Stored items:
-*-

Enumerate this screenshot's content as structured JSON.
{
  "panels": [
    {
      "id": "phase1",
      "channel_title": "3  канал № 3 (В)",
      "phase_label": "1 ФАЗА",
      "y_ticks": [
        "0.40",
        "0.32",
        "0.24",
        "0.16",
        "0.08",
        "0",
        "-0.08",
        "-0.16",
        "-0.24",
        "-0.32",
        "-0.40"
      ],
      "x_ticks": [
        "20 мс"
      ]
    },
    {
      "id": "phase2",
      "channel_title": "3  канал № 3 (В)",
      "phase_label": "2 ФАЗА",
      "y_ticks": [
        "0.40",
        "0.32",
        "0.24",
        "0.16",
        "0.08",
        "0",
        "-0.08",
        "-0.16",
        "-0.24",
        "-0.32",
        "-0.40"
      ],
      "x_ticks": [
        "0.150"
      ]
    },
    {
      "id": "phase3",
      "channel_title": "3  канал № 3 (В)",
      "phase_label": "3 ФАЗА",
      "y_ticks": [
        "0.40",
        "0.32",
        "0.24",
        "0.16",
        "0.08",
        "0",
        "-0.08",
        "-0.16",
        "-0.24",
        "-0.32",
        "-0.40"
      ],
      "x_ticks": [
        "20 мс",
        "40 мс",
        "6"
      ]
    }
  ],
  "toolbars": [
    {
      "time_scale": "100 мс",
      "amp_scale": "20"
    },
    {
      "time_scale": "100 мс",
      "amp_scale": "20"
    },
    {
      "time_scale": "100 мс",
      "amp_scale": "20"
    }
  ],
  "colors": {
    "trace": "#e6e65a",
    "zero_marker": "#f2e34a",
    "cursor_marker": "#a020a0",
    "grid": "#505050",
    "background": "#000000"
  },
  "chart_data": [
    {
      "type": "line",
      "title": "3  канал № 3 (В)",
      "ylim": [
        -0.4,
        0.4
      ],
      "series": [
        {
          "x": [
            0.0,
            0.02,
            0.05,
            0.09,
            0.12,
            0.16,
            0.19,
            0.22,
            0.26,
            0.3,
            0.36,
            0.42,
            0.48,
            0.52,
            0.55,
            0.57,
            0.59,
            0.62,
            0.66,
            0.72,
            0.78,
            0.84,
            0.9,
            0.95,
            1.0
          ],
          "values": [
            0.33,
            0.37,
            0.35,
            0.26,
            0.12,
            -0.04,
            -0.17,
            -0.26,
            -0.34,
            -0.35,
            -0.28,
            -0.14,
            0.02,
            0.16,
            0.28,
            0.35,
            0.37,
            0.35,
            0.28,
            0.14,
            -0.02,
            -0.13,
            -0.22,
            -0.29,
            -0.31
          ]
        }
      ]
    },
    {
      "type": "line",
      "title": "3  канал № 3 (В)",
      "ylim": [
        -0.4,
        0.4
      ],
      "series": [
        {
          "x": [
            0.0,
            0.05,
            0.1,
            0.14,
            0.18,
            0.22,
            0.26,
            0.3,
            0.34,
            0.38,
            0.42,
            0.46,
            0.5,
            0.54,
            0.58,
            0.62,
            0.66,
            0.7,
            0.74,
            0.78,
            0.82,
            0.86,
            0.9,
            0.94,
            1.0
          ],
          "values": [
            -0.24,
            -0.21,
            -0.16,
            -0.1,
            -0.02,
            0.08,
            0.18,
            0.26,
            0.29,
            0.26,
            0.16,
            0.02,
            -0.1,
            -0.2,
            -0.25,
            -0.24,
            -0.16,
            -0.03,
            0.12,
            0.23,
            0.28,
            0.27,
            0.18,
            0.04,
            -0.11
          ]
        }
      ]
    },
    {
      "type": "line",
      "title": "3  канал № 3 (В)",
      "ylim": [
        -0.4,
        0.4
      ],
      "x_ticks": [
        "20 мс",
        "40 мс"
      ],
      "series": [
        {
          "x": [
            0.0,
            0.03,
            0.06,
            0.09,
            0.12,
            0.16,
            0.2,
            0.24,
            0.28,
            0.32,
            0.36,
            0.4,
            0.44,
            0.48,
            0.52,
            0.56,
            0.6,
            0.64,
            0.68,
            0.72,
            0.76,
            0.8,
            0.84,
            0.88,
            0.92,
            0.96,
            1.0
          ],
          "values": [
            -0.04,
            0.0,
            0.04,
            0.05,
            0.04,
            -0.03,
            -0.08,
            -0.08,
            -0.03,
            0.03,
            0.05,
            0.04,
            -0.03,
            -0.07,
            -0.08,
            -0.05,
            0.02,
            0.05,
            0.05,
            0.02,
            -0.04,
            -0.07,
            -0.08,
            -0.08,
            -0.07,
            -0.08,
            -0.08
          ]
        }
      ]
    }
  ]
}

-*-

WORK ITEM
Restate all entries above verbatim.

ANSWER TO THE EXERCISE
Enumerate this screenshot's content as structured JSON.
{
  "panels": [
    {
      "id": "phase1",
      "channel_title": "3  канал № 3 (В)",
      "phase_label": "1 ФАЗА",
      "y_ticks": [
        "0.40",
        "0.32",
        "0.24",
        "0.16",
        "0.08",
        "0",
        "-0.08",
        "-0.16",
        "-0.24",
        "-0.32",
        "-0.40"
      ],
      "x_ticks": [
        "20 мс"
      ]
    },
    {
      "id": "phase2",
      "channel_title": "3  канал № 3 (В)",
      "phase_label": "2 ФАЗА",
      "y_ticks": [
        "0.40",
        "0.32",
        "0.24",
        "0.16",
        "0.08",
        "0",
        "-0.08",
        "-0.16",
        "-0.24",
        "-0.32",
        "-0.40"
      ],
      "x_ticks": [
        "0.150"
      ]
    },
    {
      "id": "phase3",
      "channel_title": "3  канал № 3 (В)",
      "phase_label": "3 ФАЗА",
      "y_ticks": [
        "0.40",
        "0.32",
        "0.24",
        "0.16",
        "0.08",
        "0",
        "-0.08",
        "-0.16",
        "-0.24",
        "-0.32",
        "-0.40"
      ],
      "x_ticks": [
        "20 мс",
        "40 мс",
        "6"
      ]
    }
  ],
  "toolbars": [
    {
      "time_scale": "100 мс",
      "amp_scale": "20"
    },
    {
      "time_scale": "100 мс",
      "amp_scale": "20"
    },
    {
      "time_scale": "100 мс",
      "amp_scale": "20"
    }
  ],
  "colors": {
    "trace": "#e6e65a",
    "zero_marker": "#f2e34a",
    "cursor_marker": "#a020a0",
    "grid": "#505050",
    "background": "#000000"
  },
  "chart_data": [
    {
      "type": "line",
      "title": "3  канал № 3 (В)",
      "ylim": [
        -0.4,
        0.4
      ],
      "series": [
        {
          "x": [
            0.0,
            0.02,
            0.05,
            0.09,
            0.12,
            0.16,
            0.19,
            0.22,
            0.26,
            0.3,
            0.36,
            0.42,
            0.48,
            0.52,
            0.55,
            0.57,
            0.59,
            0.62,
            0.66,
            0.72,
            0.78,
            0.84,
            0.9,
            0.95,
            1.0
          ],
          "values": [
            0.33,
            0.37,
            0.35,
            0.26,
            0.12,
            -0.04,
            -0.17,
            -0.26,
            -0.34,
            -0.35,
            -0.28,
            -0.14,
            0.02,
            0.16,
            0.28,
            0.35,
            0.37,
            0.35,
            0.28,
            0.14,
            -0.02,
            -0.13,
            -0.22,
            -0.29,
            -0.31
          ]
        }
      ]
    },
    {
      "type": "line",
      "title": "3  канал № 3 (В)",
      "ylim": [
        -0.4,
        0.4
      ],
      "series": [
        {
          "x": [
            0.0,
            0.05,
            0.1,
            0.14,
            0.18,
            0.22,
            0.26,
            0.3,
            0.34,
            0.38,
            0.42,
            0.46,
            0.5,
            0.54,
            0.58,
            0.62,
            0.66,
            0.7,
            0.74,
            0.78,
            0.82,
            0.86,
            0.9,
            0.94,
            1.0
          ],
          "values": [
            -0.24,
            -0.21,
            -0.16,
            -0.1,
            -0.02,
            0.08,
            0.18,
            0.26,
            0.29,
            0.26,
            0.16,
            0.02,
            -0.1,
            -0.2,
            -0.25,
            -0.24,
            -0.16,
            -0.03,
            0.12,
            0.23,
            0.28,
            0.27,
            0.18,
            0.04,
            -0.11
          ]
        }
      ]
    },
    {
      "type": "line",
      "title": "3  канал № 3 (В)",
      "ylim": [
        -0.4,
        0.4
      ],
      "x_ticks": [
        "20 мс",
        "40 мс"
      ],
      "series": [
        {
          "x": [
            0.0,
            0.03,
            0.06,
            0.09,
            0.12,
            0.16,
            0.2,
            0.24,
            0.28,
            0.32,
            0.36,
            0.4,
            0.44,
            0.48,
            0.52,
            0.56,
            0.6,
            0.64,
            0.68,
            0.72,
            0.76,
            0.8,
            0.84,
            0.88,
            0.92,
            0.96,
            1.0
          ],
          "values": [
            -0.04,
            0.0,
            0.04,
            0.05,
            0.04,
            -0.03,
            -0.08,
            -0.08,
            -0.03,
            0.03,
            0.05,
            0.04,
            -0.03,
            -0.07,
            -0.08,
            -0.05,
            0.02,
            0.05,
            0.05,
            0.02,
            -0.04,
            -0.07,
            -0.08,
            -0.08,
            -0.07,
            -0.08,
            -0.08
          ]
        }
      ]
    }
  ]
}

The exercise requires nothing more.